    The state is the first contest featuring a substantial African-American electorate, a crucial voting bloc in the Democratic primary process.

    A new Reuters Ipsos poll shows support for Biden slipping among black voters nationwide by 10 points in recent weeks, to 23 percent, while Sanders saw his support rise seven points to take the lead at 26 percent.

    Sanders's ideological ally, Elizabeth Warren, also made the case that she would be a better president than Sanders, but she trained most of her sharpest attacks on Bloomberg.

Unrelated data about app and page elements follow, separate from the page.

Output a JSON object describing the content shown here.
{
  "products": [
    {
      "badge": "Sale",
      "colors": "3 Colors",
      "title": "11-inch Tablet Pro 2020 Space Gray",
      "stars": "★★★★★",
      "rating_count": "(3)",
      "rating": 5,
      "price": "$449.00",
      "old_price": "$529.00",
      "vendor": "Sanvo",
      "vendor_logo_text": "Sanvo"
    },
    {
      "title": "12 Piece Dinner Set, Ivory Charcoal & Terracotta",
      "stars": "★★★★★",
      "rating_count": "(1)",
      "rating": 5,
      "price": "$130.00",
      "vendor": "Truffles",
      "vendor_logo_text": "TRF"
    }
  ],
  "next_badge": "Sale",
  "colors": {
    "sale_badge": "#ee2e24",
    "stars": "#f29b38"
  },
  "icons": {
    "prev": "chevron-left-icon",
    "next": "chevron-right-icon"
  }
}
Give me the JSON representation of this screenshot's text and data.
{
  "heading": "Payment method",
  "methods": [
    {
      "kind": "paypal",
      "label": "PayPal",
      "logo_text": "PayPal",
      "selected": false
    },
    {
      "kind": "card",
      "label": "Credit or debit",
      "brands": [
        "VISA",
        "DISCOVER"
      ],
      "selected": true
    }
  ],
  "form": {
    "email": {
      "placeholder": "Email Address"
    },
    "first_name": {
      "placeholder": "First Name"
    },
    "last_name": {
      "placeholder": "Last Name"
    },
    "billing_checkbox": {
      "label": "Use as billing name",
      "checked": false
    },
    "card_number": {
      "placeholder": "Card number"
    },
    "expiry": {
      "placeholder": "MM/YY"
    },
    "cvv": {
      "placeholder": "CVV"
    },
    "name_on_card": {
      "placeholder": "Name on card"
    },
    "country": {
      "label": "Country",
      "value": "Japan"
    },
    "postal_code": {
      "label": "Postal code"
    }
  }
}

    In one of the most tense moments of the debate, Warren denounced Bloomberg over a news report that he told a female employee to "kill it" when she became pregnant. The former New York City mayor denied the report.

    Meanwhile, candidates Pete Buttigieg and Amy Klobuchar are also fighting to win over moderates while decrying Sanders's chief policy priorities.

    Sanders's handling of the pressure could be crucial in determining whether he stays at the top of the Democratic pack.

    Whoever obtains the majority of delegates from all state primaries and caucuses will earn the nomination in the Democratic Party and the chance to defeat Trump in the November presidential election.

    SOURCE: News agencies